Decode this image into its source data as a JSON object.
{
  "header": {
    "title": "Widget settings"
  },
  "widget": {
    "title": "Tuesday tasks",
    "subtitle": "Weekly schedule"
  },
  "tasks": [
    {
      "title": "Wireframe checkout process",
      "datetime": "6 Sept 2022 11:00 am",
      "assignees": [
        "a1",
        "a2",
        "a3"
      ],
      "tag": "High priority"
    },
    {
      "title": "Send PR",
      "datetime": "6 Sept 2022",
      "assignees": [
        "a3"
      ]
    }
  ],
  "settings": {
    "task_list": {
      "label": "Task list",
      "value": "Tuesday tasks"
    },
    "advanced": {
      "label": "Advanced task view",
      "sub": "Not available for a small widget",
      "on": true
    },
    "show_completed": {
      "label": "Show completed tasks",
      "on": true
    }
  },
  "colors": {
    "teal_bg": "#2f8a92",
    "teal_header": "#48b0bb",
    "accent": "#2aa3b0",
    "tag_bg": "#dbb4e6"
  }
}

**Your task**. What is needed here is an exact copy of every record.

**Answer area**.
Decode this image into its source data as a JSON object.
{
  "header": {
    "title": "Widget settings"
  },
  "widget": {
    "title": "Tuesday tasks",
    "subtitle": "Weekly schedule"
  },
  "tasks": [
    {
      "title": "Wireframe checkout process",
      "datetime": "6 Sept 2022 11:00 am",
      "assignees": [
        "a1",
        "a2",
        "a3"
      ],
      "tag": "High priority"
    },
    {
      "title": "Send PR",
      "datetime": "6 Sept 2022",
      "assignees": [
        "a3"
      ]
    }
  ],
  "settings": {
    "task_list": {
      "label": "Task list",
      "value": "Tuesday tasks"
    },
    "advanced": {
      "label": "Advanced task view",
      "sub": "Not available for a small widget",
      "on": true
    },
    "show_completed": {
      "label": "Show completed tasks",
      "on": true
    }
  },
  "colors": {
    "teal_bg": "#2f8a92",
    "teal_header": "#48b0bb",
    "accent": "#2aa3b0",
    "tag_bg": "#dbb4e6"
  }
}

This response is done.